Extracted information:
▬▬▬

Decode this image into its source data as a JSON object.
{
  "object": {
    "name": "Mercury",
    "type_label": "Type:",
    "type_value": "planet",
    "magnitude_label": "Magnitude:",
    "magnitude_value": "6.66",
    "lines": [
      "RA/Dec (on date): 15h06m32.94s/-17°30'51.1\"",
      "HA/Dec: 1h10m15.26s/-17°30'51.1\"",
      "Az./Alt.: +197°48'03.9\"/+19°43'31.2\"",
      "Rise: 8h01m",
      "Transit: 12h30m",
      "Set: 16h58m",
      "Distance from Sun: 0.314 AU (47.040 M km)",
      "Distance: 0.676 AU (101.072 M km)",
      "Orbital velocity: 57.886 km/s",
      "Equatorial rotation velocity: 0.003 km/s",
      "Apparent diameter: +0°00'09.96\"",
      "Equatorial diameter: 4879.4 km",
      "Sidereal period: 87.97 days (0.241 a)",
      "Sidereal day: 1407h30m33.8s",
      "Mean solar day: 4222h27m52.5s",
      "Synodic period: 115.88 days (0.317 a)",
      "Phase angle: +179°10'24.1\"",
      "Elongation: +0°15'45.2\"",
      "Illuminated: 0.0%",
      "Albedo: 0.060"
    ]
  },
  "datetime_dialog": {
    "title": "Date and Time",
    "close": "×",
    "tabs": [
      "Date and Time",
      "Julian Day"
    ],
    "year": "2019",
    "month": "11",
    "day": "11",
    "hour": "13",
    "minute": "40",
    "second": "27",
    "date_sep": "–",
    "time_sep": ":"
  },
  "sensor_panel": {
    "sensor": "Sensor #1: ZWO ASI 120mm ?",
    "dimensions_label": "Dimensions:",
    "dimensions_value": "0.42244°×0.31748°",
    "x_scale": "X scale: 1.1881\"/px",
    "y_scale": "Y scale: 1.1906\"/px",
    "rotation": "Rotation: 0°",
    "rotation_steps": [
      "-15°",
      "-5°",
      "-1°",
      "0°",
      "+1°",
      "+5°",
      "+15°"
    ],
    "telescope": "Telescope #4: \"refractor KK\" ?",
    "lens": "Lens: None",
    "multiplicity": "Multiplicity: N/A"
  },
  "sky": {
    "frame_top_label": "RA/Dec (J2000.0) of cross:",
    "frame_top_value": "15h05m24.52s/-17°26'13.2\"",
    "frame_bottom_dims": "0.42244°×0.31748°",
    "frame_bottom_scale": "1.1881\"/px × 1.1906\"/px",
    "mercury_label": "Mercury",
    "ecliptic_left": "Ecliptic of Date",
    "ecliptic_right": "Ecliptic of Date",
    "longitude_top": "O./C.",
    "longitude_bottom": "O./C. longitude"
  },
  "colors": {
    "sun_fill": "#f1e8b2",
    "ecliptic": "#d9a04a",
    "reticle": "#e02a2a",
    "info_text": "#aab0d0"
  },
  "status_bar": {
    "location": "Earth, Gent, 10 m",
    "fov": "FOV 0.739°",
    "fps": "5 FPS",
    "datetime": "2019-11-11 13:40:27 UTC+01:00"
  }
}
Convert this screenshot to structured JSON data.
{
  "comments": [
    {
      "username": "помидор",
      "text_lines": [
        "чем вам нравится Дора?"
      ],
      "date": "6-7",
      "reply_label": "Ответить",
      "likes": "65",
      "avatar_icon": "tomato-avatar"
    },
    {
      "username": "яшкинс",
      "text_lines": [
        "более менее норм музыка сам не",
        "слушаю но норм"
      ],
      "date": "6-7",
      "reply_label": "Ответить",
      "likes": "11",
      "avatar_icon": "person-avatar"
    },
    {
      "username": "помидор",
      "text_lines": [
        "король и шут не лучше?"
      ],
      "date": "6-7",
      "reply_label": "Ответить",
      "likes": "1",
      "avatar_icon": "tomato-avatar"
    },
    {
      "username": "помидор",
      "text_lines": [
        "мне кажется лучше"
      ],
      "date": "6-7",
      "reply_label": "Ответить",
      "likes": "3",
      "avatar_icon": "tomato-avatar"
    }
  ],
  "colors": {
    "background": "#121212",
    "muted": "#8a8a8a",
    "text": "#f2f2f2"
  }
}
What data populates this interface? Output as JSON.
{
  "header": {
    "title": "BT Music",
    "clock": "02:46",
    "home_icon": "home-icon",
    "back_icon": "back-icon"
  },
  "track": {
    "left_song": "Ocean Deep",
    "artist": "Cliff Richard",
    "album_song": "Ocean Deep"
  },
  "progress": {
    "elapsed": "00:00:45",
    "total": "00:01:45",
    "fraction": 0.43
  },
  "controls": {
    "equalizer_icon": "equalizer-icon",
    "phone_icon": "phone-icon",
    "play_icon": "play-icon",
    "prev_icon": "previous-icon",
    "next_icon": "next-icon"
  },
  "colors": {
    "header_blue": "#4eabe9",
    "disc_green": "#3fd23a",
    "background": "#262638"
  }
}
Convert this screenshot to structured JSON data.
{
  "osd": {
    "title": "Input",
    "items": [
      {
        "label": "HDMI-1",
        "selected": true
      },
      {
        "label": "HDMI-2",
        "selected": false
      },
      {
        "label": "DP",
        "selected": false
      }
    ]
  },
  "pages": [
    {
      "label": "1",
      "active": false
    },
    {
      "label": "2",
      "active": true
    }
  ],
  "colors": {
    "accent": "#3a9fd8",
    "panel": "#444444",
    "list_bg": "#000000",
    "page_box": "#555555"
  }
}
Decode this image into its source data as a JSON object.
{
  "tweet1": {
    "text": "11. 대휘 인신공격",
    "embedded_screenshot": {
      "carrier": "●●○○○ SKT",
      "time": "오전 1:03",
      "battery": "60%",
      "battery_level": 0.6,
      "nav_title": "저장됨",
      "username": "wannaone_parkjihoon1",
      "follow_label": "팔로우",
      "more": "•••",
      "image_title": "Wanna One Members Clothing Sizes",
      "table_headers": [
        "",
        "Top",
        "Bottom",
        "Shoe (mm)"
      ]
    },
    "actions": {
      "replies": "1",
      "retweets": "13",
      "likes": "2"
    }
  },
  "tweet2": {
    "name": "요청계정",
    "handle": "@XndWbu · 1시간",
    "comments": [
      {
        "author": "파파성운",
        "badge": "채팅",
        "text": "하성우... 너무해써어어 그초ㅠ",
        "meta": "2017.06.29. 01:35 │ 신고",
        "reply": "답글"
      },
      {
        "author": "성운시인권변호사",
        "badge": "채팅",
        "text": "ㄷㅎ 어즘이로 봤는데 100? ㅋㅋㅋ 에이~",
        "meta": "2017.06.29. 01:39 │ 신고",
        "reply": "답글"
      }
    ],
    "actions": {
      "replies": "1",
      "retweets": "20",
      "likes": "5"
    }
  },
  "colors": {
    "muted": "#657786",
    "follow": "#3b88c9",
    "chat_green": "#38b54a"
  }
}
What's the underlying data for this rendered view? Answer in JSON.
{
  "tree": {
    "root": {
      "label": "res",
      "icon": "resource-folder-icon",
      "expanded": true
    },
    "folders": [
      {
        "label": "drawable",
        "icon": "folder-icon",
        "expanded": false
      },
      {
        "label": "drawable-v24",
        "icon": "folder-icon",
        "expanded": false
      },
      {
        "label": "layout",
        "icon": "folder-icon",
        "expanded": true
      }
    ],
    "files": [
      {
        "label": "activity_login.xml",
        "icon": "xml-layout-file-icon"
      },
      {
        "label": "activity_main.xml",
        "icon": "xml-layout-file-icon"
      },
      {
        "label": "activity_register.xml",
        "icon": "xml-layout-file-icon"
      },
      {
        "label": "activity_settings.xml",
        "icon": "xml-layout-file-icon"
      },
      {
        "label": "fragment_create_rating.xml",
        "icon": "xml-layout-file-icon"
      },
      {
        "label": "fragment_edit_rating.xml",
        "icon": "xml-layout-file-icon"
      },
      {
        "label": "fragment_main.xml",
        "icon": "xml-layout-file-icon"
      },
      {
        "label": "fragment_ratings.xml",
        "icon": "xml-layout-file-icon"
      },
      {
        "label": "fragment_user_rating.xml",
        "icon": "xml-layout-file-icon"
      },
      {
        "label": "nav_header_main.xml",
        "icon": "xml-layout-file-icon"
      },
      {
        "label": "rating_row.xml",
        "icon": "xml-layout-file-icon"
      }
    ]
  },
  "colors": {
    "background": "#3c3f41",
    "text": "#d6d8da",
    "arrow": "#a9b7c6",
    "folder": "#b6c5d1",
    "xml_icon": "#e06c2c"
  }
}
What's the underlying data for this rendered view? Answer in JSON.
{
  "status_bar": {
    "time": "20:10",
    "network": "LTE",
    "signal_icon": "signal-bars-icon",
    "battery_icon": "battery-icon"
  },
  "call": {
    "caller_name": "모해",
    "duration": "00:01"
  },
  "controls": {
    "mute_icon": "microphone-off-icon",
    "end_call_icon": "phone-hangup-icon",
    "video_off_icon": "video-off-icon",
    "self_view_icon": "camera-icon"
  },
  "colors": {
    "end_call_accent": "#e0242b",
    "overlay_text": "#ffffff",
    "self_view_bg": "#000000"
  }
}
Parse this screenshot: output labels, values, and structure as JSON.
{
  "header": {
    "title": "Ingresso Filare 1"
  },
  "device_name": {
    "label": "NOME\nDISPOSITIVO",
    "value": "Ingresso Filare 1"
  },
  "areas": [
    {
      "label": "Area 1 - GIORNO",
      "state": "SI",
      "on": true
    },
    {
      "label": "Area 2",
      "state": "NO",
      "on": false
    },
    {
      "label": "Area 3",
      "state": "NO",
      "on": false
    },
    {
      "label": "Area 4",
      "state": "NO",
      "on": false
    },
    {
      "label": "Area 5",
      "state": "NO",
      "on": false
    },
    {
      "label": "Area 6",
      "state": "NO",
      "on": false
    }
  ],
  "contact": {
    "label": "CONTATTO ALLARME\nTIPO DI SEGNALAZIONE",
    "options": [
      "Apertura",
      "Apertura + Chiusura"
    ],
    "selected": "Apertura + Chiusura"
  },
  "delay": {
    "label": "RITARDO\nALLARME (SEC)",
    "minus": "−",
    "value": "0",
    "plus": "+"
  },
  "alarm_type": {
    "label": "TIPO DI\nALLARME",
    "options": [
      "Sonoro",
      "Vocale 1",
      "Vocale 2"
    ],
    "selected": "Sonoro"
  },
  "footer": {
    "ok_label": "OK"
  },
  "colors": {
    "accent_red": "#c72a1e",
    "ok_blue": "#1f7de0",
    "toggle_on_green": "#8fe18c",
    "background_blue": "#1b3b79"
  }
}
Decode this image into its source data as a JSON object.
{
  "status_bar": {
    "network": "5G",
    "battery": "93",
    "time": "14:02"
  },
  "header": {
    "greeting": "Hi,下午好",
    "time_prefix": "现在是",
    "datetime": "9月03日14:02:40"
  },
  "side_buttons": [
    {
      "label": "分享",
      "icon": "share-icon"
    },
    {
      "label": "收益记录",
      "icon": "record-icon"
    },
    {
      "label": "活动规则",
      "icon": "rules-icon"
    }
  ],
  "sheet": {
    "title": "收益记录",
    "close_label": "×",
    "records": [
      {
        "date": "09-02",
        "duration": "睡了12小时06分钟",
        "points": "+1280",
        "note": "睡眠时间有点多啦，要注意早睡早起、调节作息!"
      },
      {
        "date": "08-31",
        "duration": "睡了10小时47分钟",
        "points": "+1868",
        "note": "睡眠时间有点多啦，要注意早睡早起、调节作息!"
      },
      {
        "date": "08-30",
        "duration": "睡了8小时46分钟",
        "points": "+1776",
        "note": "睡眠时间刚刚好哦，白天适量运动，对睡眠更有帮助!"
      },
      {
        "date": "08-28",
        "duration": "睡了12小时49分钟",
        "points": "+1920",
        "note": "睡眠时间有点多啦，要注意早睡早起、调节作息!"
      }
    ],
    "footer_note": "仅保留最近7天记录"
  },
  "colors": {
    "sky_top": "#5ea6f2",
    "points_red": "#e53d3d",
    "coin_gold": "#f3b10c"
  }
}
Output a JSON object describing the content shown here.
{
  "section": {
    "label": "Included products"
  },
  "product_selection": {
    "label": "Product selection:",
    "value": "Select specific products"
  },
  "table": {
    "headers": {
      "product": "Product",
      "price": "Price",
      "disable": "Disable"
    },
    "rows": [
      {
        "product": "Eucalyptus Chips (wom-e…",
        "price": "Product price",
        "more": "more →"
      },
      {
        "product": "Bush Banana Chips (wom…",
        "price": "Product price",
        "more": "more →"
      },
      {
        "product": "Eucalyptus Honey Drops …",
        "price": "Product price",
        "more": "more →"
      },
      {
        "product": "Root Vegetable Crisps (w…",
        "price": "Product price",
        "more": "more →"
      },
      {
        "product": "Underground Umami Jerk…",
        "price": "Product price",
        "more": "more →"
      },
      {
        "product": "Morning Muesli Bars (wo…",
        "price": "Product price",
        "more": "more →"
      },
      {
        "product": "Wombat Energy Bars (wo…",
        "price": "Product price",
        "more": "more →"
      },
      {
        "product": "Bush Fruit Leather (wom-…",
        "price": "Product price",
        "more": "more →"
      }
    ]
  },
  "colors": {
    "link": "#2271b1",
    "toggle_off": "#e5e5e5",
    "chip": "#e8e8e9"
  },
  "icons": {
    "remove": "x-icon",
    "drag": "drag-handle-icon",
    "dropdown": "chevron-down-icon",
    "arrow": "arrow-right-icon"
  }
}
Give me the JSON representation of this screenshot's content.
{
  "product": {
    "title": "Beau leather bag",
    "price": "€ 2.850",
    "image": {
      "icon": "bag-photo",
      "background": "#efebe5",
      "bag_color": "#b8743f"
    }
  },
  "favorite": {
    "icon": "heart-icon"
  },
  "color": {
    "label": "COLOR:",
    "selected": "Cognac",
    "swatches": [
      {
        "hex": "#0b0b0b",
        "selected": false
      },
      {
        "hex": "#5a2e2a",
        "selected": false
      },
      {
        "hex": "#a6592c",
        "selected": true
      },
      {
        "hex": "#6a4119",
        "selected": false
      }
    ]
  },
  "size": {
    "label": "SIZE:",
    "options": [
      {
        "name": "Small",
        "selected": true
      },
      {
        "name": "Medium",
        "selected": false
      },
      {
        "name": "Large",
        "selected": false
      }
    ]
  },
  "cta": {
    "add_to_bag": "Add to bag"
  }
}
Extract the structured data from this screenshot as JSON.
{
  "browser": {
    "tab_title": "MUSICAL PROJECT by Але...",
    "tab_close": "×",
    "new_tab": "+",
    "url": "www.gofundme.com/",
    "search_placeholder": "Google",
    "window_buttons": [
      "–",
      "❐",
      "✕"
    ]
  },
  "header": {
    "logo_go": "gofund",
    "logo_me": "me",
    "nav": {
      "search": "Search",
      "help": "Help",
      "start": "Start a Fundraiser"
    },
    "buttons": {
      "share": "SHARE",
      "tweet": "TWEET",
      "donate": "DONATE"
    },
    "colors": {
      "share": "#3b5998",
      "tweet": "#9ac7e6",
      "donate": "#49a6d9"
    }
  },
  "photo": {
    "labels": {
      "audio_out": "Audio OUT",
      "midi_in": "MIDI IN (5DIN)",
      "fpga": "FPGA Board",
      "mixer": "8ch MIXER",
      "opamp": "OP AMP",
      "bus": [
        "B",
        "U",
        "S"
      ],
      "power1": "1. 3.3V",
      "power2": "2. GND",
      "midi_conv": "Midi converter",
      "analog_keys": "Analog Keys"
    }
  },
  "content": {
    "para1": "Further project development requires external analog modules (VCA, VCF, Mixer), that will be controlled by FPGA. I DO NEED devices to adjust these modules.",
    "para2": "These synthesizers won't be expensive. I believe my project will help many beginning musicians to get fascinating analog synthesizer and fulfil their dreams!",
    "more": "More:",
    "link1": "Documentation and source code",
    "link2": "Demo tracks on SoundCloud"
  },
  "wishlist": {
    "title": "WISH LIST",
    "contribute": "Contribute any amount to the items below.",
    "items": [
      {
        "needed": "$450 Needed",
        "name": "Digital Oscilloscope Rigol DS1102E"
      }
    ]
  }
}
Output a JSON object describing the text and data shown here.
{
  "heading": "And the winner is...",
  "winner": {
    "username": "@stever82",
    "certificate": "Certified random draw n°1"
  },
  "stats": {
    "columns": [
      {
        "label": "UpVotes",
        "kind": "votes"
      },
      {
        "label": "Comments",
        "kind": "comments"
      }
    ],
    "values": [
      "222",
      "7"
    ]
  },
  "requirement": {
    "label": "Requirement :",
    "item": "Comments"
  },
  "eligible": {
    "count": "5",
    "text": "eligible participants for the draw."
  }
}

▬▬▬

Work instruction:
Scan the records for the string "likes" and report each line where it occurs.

Exercise result:
      "likes": "65",
      "likes": "11",
      "likes": "1",
      "likes": "3",
      "likes": "2"
      "likes": "5"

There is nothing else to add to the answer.